Know Your Nutters


Dissenters have in common a class status (low, lower-middle, and middle); a hatred of hierarchy in politics, property ownership, and clergy; their ranks are swelled by the increasing number of itinerant men created by the break-up of farms and over-employment in trades; they take the notion of "equality" very seriously. Having, in effect, nothing to lose and totally convinced of divine support, they make formidable demonstrators and soldiers.

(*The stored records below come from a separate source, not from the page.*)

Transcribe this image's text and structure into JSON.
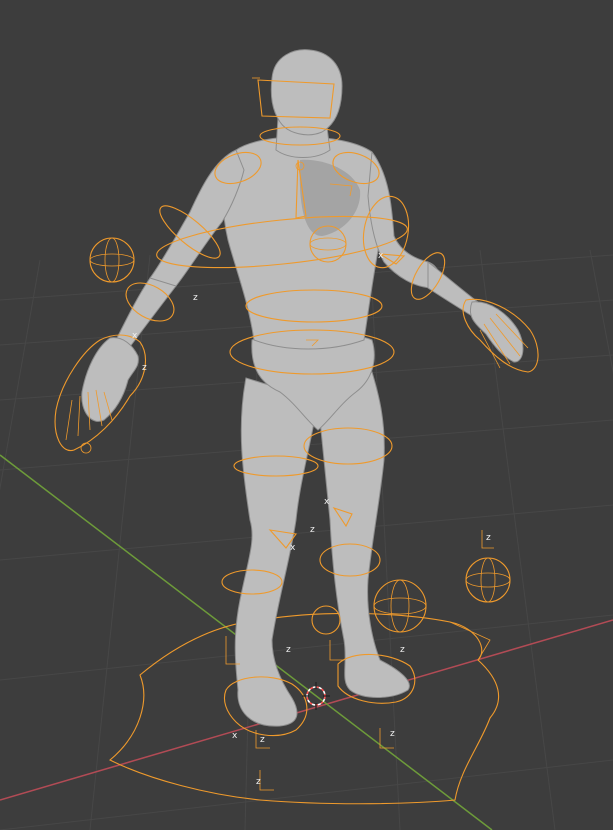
{
  "viewport": {
    "colors": {
      "background": "#3d3d3d",
      "grid": "#474747",
      "x_axis": "#b24b55",
      "y_axis": "#6d9b3a",
      "rig": "#ef9a2c",
      "mesh": "#bdbdbd"
    },
    "axis_labels": {
      "z": "z",
      "x": "x"
    }
  }
}
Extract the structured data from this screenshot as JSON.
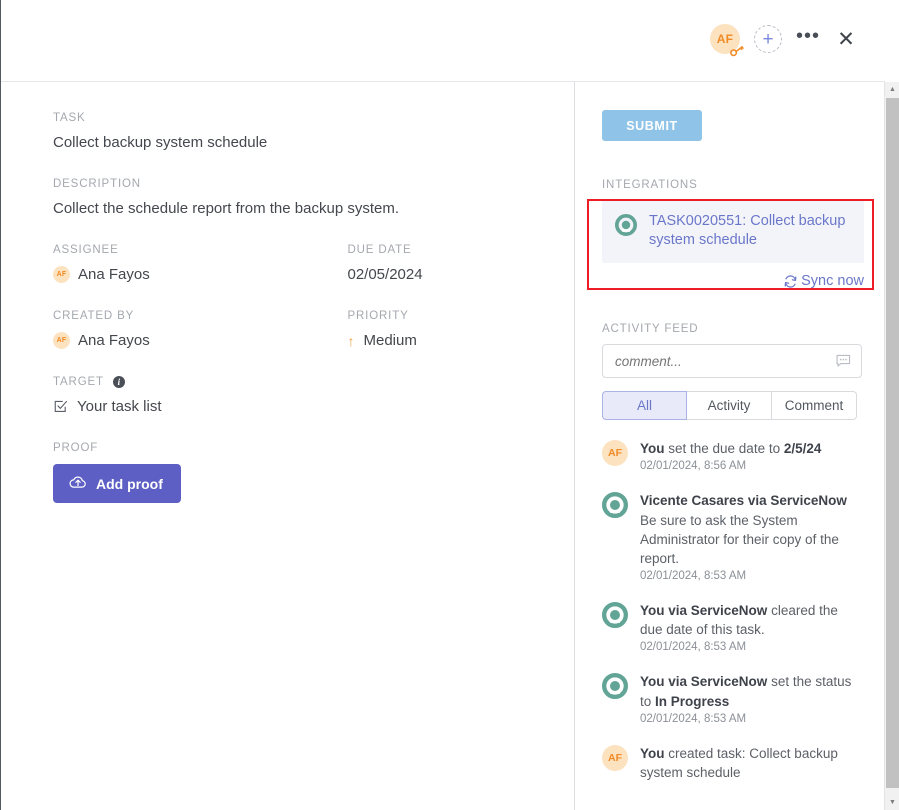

Baptists, Anabaptists, Quakers belong in this group, but these sects no longer seem marginalia in 17th religious politics (main authority: Christopher Hill, The World Turned Upside Down, 1972).


1. THE LEVELLERS (including subsects such as the DIGGERS)--essentially political & economic


2. FIFTH MONARCHY MEN-essentially political and economic; had much in common with Levellers

One fact that distinguishes the Fifth Monarchists is that more of the few men hanged, drawn, and quartered as regicides were of their sect than any other: Thomas Harrison (see Pepys, p. 650, col. 1), John Carew, John Cook (one of the parliamentary lawyers), Hugh Peter, Daniel Axtel, and Francis Hacher. (Peter had preached the funeral sermon for Charles I (who did not attend); the text was from Isaiah: "Thou shalt not be joined with them in burial because thou hast destroyed thy land and slain thy people"; Peter and Cook were executed together; Peter watched Cook's hanging, drawing, and quartering from the public scaffold, then endured his own.

Fifth Monarchists were said to have expected "King Jesus in English politics to bring about the effects which democratic political methods had failed to achieve"; their expectation of "a fifth monarchy" as some kind of political Eden identifies them with prophecies and millinarian thinking; commited to improvements in the plight of the poor; sought to overturn primogeniture.


3. FAMILISTS (FAMILY OF LOVE)-essentially religious (see Middleton's play, The Family of Love)

Sect started in Europe in the mid-1500s by Henry Niclaes; strong in England by 1570s; prominent spokesman was John Salmarsh; believed it possible to recapture Eden (state of innocence) in this world; property should be held in common; God's spirit in the believer is the only means of knowing scripture; fiercely anti-clerical, anti-ritual; their ministers were itinerants, "like the Apostles."

One Thomas Shepard, impressed by the doctrines of Familist Roger Brearley of Grindleton in Yorkshire, emigrated to America, and Mistress Anne Hutchinson was said by Gov. Winthrop to have been "infected" with Grindletonian heresies by way of Shepard.


5. SEEKERS AND RANTERS-the fringe of the fringe

This bunch--as disorganized as their names imply--were loud, prophetic, anarchical, skeptical of doctrine and authority of all kinds; known by their wild behavior in gathering at taverns, smoking, and calls for heretical sexual behavior (John Robins, a Ranter, advocated the exchange of husbands and wives).


Return to Syllabus

Return to 17cInfo